What you have to do
Repeat the listing exactly, line by line, and leave the pictures behind.

====

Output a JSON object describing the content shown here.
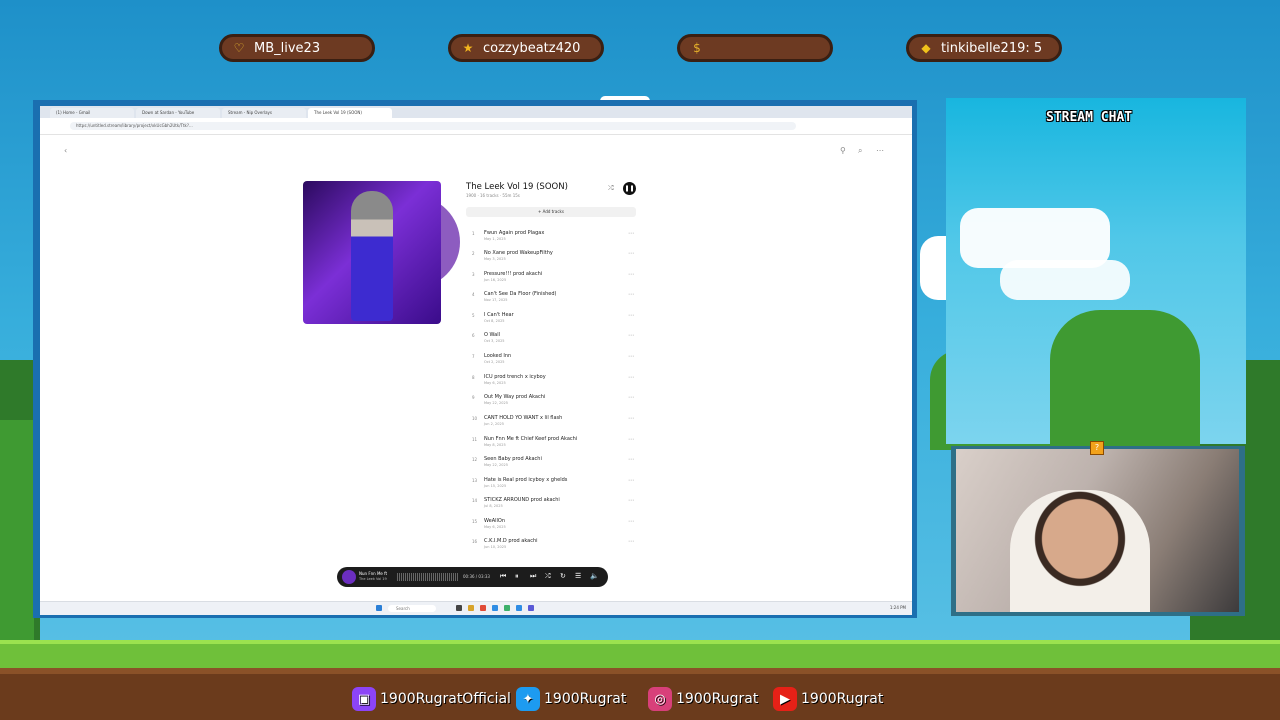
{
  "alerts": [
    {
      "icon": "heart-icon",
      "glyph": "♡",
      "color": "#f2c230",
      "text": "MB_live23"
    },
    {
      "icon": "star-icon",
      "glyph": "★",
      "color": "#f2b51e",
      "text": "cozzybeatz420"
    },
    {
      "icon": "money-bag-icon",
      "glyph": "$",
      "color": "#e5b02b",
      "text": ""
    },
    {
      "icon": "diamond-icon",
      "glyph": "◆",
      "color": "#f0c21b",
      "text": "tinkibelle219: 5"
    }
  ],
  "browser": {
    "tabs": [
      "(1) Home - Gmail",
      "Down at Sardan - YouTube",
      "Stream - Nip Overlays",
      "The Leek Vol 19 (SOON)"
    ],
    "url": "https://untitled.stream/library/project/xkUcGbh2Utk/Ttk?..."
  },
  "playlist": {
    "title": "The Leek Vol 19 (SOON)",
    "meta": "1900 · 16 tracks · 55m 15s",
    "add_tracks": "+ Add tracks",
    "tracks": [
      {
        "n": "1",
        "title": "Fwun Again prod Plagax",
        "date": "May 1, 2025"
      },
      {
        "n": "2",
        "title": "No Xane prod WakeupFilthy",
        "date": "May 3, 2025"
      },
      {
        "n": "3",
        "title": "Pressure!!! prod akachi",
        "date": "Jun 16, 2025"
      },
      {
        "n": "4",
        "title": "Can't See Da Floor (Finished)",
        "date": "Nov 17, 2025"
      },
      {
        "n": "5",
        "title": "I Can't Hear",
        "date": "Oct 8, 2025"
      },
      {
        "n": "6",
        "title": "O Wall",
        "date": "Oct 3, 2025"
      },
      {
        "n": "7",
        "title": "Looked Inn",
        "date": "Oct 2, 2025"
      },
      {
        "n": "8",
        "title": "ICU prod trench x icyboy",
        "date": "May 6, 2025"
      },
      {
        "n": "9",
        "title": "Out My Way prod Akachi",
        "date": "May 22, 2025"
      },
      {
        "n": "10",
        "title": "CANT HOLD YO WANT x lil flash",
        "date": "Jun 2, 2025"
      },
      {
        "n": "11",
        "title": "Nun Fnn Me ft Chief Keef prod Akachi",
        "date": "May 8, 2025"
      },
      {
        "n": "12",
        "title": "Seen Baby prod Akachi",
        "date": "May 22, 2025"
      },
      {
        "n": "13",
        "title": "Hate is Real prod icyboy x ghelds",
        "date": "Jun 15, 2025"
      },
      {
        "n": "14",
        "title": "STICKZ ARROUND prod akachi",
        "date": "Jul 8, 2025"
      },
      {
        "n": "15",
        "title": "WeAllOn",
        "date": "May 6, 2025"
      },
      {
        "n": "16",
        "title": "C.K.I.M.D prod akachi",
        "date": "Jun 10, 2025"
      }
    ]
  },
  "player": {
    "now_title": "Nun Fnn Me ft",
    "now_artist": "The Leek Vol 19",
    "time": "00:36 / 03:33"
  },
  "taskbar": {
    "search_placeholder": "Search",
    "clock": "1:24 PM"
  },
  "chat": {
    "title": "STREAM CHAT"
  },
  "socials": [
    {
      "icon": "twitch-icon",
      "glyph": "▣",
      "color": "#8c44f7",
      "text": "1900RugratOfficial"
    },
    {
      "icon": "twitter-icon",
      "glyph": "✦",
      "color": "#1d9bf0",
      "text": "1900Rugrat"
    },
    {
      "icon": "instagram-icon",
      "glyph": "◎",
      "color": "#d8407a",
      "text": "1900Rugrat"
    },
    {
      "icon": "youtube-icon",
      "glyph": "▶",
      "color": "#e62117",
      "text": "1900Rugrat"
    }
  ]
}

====

Solution
Output a JSON object describing the content shown here.
{
  "alerts": [
    {
      "icon": "heart-icon",
      "glyph": "♡",
      "color": "#f2c230",
      "text": "MB_live23"
    },
    {
      "icon": "star-icon",
      "glyph": "★",
      "color": "#f2b51e",
      "text": "cozzybeatz420"
    },
    {
      "icon": "money-bag-icon",
      "glyph": "$",
      "color": "#e5b02b",
      "text": ""
    },
    {
      "icon": "diamond-icon",
      "glyph": "◆",
      "color": "#f0c21b",
      "text": "tinkibelle219: 5"
    }
  ],
  "browser": {
    "tabs": [
      "(1) Home - Gmail",
      "Down at Sardan - YouTube",
      "Stream - Nip Overlays",
      "The Leek Vol 19 (SOON)"
    ],
    "url": "https://untitled.stream/library/project/xkUcGbh2Utk/Ttk?..."
  },
  "playlist": {
    "title": "The Leek Vol 19 (SOON)",
    "meta": "1900 · 16 tracks · 55m 15s",
    "add_tracks": "+ Add tracks",
    "tracks": [
      {
        "n": "1",
        "title": "Fwun Again prod Plagax",
        "date": "May 1, 2025"
      },
      {
        "n": "2",
        "title": "No Xane prod WakeupFilthy",
        "date": "May 3, 2025"
      },
      {
        "n": "3",
        "title": "Pressure!!! prod akachi",
        "date": "Jun 16, 2025"
      },
      {
        "n": "4",
        "title": "Can't See Da Floor (Finished)",
        "date": "Nov 17, 2025"
      },
      {
        "n": "5",
        "title": "I Can't Hear",
        "date": "Oct 8, 2025"
      },
      {
        "n": "6",
        "title": "O Wall",
        "date": "Oct 3, 2025"
      },
      {
        "n": "7",
        "title": "Looked Inn",
        "date": "Oct 2, 2025"
      },
      {
        "n": "8",
        "title": "ICU prod trench x icyboy",
        "date": "May 6, 2025"
      },
      {
        "n": "9",
        "title": "Out My Way prod Akachi",
        "date": "May 22, 2025"
      },
      {
        "n": "10",
        "title": "CANT HOLD YO WANT x lil flash",
        "date": "Jun 2, 2025"
      },
      {
        "n": "11",
        "title": "Nun Fnn Me ft Chief Keef prod Akachi",
        "date": "May 8, 2025"
      },
      {
        "n": "12",
        "title": "Seen Baby prod Akachi",
        "date": "May 22, 2025"
      },
      {
        "n": "13",
        "title": "Hate is Real prod icyboy x ghelds",
        "date": "Jun 15, 2025"
      },
      {
        "n": "14",
        "title": "STICKZ ARROUND prod akachi",
        "date": "Jul 8, 2025"
      },
      {
        "n": "15",
        "title": "WeAllOn",
        "date": "May 6, 2025"
      },
      {
        "n": "16",
        "title": "C.K.I.M.D prod akachi",
        "date": "Jun 10, 2025"
      }
    ]
  },
  "player": {
    "now_title": "Nun Fnn Me ft",
    "now_artist": "The Leek Vol 19",
    "time": "00:36 / 03:33"
  },
  "taskbar": {
    "search_placeholder": "Search",
    "clock": "1:24 PM"
  },
  "chat": {
    "title": "STREAM CHAT"
  },
  "socials": [
    {
      "icon": "twitch-icon",
      "glyph": "▣",
      "color": "#8c44f7",
      "text": "1900RugratOfficial"
    },
    {
      "icon": "twitter-icon",
      "glyph": "✦",
      "color": "#1d9bf0",
      "text": "1900Rugrat"
    },
    {
      "icon": "instagram-icon",
      "glyph": "◎",
      "color": "#d8407a",
      "text": "1900Rugrat"
    },
    {
      "icon": "youtube-icon",
      "glyph": "▶",
      "color": "#e62117",
      "text": "1900Rugrat"
    }
  ]
}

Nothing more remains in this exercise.